Looking for a little more daylight in the morning? You’re about to get your wish. This weekend we set our clocks back one hour as Daylight Saving Time comes to an end at 2am, Sunday Nov. 5th.
Why do we do all this falling back and springing ahead to observe Daylight Saving Time? Benjamin Franklin is the known to have written about the idea to cut down on the use of candles and to help people get out of bed earlier. But, the first official use of DST took place in what is now Thunder Bay, Canada in 1908. The practice began to catch on globally in 1916 when Germany adopted the practice. Today about 40% of the countries in the world follow Daylight Saving Time, though dates of the changes do vary by country.
When the practice was introduced a century ago, it was established to save energy by making more use of natural light on summer evenings. In today’s modern society that uses computers, TVs, and air conditioning, energy savings from DST have for the most part disappeared. It does still have some advantages however. More daylight in the evenings means more people are out shopping, eating, and attending events that boost the economy. There is also a safety feature to having more daylight at night as fewer road accidents and robberies take place when we make the switch to DST.
So, here’s your friendly reminder.
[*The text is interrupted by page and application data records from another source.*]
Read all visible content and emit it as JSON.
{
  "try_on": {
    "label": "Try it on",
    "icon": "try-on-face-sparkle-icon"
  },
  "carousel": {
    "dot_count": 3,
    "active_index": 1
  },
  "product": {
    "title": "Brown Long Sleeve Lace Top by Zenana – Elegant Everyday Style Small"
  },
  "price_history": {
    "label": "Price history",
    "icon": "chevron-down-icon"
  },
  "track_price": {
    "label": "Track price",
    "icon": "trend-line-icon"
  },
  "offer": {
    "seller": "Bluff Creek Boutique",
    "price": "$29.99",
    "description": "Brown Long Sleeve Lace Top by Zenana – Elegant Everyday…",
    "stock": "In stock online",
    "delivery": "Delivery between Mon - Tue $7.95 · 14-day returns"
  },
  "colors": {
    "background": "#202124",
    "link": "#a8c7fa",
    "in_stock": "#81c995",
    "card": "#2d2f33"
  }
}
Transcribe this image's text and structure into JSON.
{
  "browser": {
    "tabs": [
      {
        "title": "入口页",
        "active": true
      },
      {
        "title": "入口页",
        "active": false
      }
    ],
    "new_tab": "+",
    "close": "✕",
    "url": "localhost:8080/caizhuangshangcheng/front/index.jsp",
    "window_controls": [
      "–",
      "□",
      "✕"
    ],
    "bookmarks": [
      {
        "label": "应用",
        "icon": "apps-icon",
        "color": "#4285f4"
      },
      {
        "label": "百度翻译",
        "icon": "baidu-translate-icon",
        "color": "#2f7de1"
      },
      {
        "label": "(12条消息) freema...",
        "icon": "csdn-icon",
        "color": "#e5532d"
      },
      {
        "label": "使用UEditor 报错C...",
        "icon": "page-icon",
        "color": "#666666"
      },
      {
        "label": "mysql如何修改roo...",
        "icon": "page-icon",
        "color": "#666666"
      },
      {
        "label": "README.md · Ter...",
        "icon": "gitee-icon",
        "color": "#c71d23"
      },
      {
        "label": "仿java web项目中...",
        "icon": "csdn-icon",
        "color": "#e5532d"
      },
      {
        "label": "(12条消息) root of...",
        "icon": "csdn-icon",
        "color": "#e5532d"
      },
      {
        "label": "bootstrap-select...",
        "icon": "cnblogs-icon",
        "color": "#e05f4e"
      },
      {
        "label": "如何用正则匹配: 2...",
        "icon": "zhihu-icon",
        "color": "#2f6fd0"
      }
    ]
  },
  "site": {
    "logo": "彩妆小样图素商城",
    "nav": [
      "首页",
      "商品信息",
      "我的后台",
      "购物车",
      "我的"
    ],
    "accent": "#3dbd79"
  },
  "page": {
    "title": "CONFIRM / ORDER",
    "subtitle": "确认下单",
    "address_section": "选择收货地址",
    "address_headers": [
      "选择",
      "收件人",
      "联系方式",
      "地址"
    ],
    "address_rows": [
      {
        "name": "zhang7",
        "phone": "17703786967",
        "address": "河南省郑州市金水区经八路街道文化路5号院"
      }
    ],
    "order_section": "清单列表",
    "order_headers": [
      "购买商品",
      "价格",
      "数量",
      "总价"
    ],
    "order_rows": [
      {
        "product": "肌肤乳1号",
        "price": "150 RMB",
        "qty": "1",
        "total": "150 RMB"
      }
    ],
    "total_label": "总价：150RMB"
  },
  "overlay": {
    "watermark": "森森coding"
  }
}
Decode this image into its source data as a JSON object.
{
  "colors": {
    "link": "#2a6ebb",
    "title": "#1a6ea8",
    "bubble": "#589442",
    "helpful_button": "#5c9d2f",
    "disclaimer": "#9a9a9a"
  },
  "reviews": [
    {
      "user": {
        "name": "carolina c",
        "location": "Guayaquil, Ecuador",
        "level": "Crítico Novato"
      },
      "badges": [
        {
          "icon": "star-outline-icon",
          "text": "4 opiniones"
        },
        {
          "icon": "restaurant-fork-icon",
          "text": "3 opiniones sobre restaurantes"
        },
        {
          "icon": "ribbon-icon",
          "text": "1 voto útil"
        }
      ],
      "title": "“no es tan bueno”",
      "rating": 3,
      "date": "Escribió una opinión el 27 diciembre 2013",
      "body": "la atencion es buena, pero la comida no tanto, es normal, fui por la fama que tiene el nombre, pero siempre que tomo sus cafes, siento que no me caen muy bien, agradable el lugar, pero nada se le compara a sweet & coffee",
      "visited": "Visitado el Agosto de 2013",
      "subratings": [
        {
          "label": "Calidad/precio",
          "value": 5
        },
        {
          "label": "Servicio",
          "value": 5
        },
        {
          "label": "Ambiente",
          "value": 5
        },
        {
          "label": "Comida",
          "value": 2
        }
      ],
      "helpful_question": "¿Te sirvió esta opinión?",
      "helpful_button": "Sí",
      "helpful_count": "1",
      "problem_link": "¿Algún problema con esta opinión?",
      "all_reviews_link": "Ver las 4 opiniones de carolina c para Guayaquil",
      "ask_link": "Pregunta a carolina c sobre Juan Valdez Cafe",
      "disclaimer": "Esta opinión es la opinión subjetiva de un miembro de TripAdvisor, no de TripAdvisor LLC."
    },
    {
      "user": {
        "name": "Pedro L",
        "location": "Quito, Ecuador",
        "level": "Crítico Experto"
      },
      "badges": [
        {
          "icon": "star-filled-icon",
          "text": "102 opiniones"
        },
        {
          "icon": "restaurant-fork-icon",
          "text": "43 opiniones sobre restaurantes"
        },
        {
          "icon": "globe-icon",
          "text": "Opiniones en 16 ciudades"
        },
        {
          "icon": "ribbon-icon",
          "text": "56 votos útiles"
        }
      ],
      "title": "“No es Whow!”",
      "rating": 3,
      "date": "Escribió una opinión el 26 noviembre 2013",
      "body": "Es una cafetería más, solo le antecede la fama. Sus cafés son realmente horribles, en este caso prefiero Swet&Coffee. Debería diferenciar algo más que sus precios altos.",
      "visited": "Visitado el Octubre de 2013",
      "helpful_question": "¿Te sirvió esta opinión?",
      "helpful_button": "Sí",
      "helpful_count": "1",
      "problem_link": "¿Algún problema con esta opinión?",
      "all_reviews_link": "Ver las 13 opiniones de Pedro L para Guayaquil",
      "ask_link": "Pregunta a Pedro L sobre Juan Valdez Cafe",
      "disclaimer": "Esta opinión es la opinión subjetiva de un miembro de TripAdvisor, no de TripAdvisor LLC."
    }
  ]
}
Before you turn your light out Saturday night, set your clock back one hour.